I love that. And I love like this, this idea of like, when in doubt, just returned to the customer, and how can we serve them? And how can we benefit them? It's so powerful. I know. I know. We're coming to the end of our time. I just have a couple more questions for you. You know, you mentioned the rebrand there's probably nothing I love more than a good new brand or rebrand and then launching the brand so exciting, right? It's kind of like new love. It's like that you get to go out there and like it's just like really, really exciting. I mean, what do you love about that process? I mean, what excites you and I could hear it in your voice you know it modulated in changed for the better when you started talking about that rebrand. Like, why do you love that? Like, what's Why is that important to you?
Cambria Jacobs 57:03
There's something really special about a rebrand because you take the best of what's been created over, you know, almost a decade and give it a fresh, shiny Polish a new face, essentially. And I love it because and I found this in my career that I'm not necessarily the person that's going to be in front of the camera all of the time. But there's nothing I love more than taking all of the, all of the amazing insights and turning that into something fresh and letting those people that have put their blood, sweat and tears into something and letting them really walk away and be incredibly proud. And I think sometimes these young companies, especially Everyone's so heads down, that you don't really see all of the amazing work and results that have been happening along the way because they haven't been packaged in a way that really makes sense to either the employees or to the industry. And so that's the thing that has been missing. most rewarding when I first flew to Munich and stood in the social area with, you know, hundreds of EGYMies, asking them about the names of all of the different products and services and features.
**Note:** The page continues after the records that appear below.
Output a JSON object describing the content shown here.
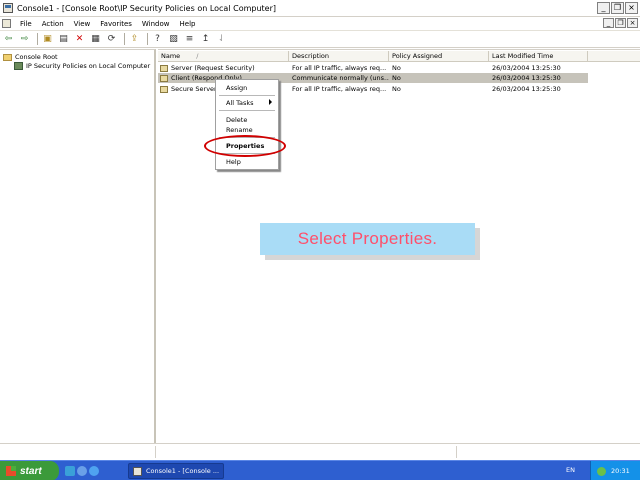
{
  "window": {
    "title": "Console1 - [Console Root\\IP Security Policies on Local Computer]",
    "minimize_glyph": "_",
    "maximize_glyph": "□",
    "close_glyph": "×",
    "restore_glyph": "❐"
  },
  "menu": {
    "items": [
      "File",
      "Action",
      "View",
      "Favorites",
      "Window",
      "Help"
    ]
  },
  "toolbar": {
    "buttons": [
      {
        "icon": "back-arrow-icon",
        "glyph": "⇦"
      },
      {
        "icon": "forward-arrow-icon",
        "glyph": "⇨"
      },
      {
        "icon": "up-folder-icon",
        "glyph": "▣"
      },
      {
        "icon": "show-tree-icon",
        "glyph": "▤"
      },
      {
        "icon": "delete-icon",
        "glyph": "✕"
      },
      {
        "icon": "properties-icon",
        "glyph": "▦"
      },
      {
        "icon": "refresh-icon",
        "glyph": "⟳"
      },
      {
        "icon": "export-icon",
        "glyph": "⇪"
      },
      {
        "icon": "help-icon",
        "glyph": "?"
      },
      {
        "icon": "add-policy-icon",
        "glyph": "▧"
      },
      {
        "icon": "manage-filters-icon",
        "glyph": "≡"
      },
      {
        "icon": "assign-icon",
        "glyph": "↥"
      },
      {
        "icon": "unassign-icon",
        "glyph": "⇃"
      }
    ]
  },
  "tree": {
    "root": "Console Root",
    "child": "IP Security Policies on Local Computer"
  },
  "list": {
    "columns": [
      "Name",
      "Description",
      "Policy Assigned",
      "Last Modified Time"
    ],
    "sort_glyph": "/",
    "rows": [
      {
        "name": "Server (Request Security)",
        "description": "For all IP traffic, always req...",
        "assigned": "No",
        "modified": "26/03/2004 13:25:30"
      },
      {
        "name": "Client (Respond Only)",
        "description": "Communicate normally (uns...",
        "assigned": "No",
        "modified": "26/03/2004 13:25:30",
        "selected": true
      },
      {
        "name": "Secure Server",
        "description": "For all IP traffic, always req...",
        "assigned": "No",
        "modified": "26/03/2004 13:25:30"
      }
    ]
  },
  "context_menu": {
    "assign": "Assign",
    "all_tasks": "All Tasks",
    "delete": "Delete",
    "rename": "Rename",
    "properties": "Properties",
    "help": "Help"
  },
  "callout": {
    "text": "Select Properties."
  },
  "colors": {
    "callout_bg": "#a9dcf6",
    "callout_text": "#ff4f6a",
    "highlight_oval": "#d00000",
    "taskbar": "#2e5fd0",
    "start_button": "#3b9a3a"
  },
  "taskbar": {
    "start_label": "start",
    "task_label": "Console1 - [Console ...",
    "language": "EN",
    "clock": "20:31"
  }
}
And they came to me in multiple languages and multiple terms saying the same thing. And that confusion that was across the board for the employees was mirrored in our industries and customers. And so to be able to pull all of that together with with languages that are different, both in nationality and regions, but also in terms of just products and features, and pull them into one new economy language that was going to redefine the industry and the company as to who EGYM is what we stand for what we offer, and how we're going to change the world for the better is something that I can't imagine any marketer any person wouldn't want to be involved with, let alone help lead.
So to me, that has been one of the the biggest and most exciting and the problem Moments is to give all of the economies and our customers something that they can look at and point to, and be really proud of, in addition to all of the measurable return on investment that we're able to deliver through all of our our offerings,
Marc Gutman 59:15
and cameras, we come to a close here. You've accomplished so much, you've had such a quite career quite a career. Thank you for sharing that with us. If you're 20 year old self that that college age Cambria, you know, ran into you today, what do you think she'd say?
Cambria Jacobs 59:32
I think she would say, You showed up. You were brave. Never settle, push harder. But be proud and happy with with where you are and make sure you take pause as you climb each of those summit's and sometimes you also pushing hard sometimes it's okay just to float for a little bit. So you can be stronger and ready for what's ahead.
Marc Gutman 1:00:06
And that is Cambria Jacobs, global Chief Marketing Officer of a gym. I love how she referred to herself as scrappy. And I almost call this episode. She's scrappy, but decided to go a bit more traditional in the end. I'm always intrigued to see where Cambria his career leads. EGYM is lucky to have her and I have no doubt that EGYM will go on to greater things with her leading the marketing team. Thank you again to Cambria and the crew at EGYM. Keep making the gym easy for health seekers like me. Well, that's the show. Until next time, make sure to visit our website www.wildstory.com where you can subscribe to the show in iTunes, Stitcher or via RSS so you'll never miss an episode. I like big stories and I cannot lie, you other storytellers can't deny.